**AIM OF THE TASK:** Write the records out once more, so that nothing differs from the original.
-- -- --
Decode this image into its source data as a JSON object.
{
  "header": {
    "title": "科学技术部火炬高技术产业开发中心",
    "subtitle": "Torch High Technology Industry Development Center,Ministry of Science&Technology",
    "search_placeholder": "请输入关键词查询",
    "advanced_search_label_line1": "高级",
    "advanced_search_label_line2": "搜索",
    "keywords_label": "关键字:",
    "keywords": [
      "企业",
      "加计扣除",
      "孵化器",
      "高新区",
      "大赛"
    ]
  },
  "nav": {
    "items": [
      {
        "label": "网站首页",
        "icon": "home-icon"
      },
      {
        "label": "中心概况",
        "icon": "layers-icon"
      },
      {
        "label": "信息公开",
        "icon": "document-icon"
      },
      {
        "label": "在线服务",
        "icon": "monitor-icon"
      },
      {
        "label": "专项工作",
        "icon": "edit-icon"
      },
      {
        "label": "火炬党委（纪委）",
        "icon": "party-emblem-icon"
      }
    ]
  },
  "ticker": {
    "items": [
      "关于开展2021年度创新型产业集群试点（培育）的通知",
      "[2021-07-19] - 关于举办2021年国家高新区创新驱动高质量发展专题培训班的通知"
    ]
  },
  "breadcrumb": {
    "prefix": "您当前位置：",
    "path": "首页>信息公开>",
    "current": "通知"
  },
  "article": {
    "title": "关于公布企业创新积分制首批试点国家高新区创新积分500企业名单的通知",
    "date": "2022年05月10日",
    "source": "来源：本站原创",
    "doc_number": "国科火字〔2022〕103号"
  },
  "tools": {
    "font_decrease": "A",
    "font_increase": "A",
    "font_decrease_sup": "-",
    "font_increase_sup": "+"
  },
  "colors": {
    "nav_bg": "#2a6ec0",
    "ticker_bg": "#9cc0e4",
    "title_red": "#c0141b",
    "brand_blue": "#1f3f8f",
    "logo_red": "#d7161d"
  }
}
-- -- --
**ANSWER TO THE EXERCISE:**
Decode this image into its source data as a JSON object.
{
  "header": {
    "title": "科学技术部火炬高技术产业开发中心",
    "subtitle": "Torch High Technology Industry Development Center,Ministry of Science&Technology",
    "search_placeholder": "请输入关键词查询",
    "advanced_search_label_line1": "高级",
    "advanced_search_label_line2": "搜索",
    "keywords_label": "关键字:",
    "keywords": [
      "企业",
      "加计扣除",
      "孵化器",
      "高新区",
      "大赛"
    ]
  },
  "nav": {
    "items": [
      {
        "label": "网站首页",
        "icon": "home-icon"
      },
      {
        "label": "中心概况",
        "icon": "layers-icon"
      },
      {
        "label": "信息公开",
        "icon": "document-icon"
      },
      {
        "label": "在线服务",
        "icon": "monitor-icon"
      },
      {
        "label": "专项工作",
        "icon": "edit-icon"
      },
      {
        "label": "火炬党委（纪委）",
        "icon": "party-emblem-icon"
      }
    ]
  },
  "ticker": {
    "items": [
      "关于开展2021年度创新型产业集群试点（培育）的通知",
      "[2021-07-19] - 关于举办2021年国家高新区创新驱动高质量发展专题培训班的通知"
    ]
  },
  "breadcrumb": {
    "prefix": "您当前位置：",
    "path": "首页>信息公开>",
    "current": "通知"
  },
  "article": {
    "title": "关于公布企业创新积分制首批试点国家高新区创新积分500企业名单的通知",
    "date": "2022年05月10日",
    "source": "来源：本站原创",
    "doc_number": "国科火字〔2022〕103号"
  },
  "tools": {
    "font_decrease": "A",
    "font_increase": "A",
    "font_decrease_sup": "-",
    "font_increase_sup": "+"
  },
  "colors": {
    "nav_bg": "#2a6ec0",
    "ticker_bg": "#9cc0e4",
    "title_red": "#c0141b",
    "brand_blue": "#1f3f8f",
    "logo_red": "#d7161d"
  }
}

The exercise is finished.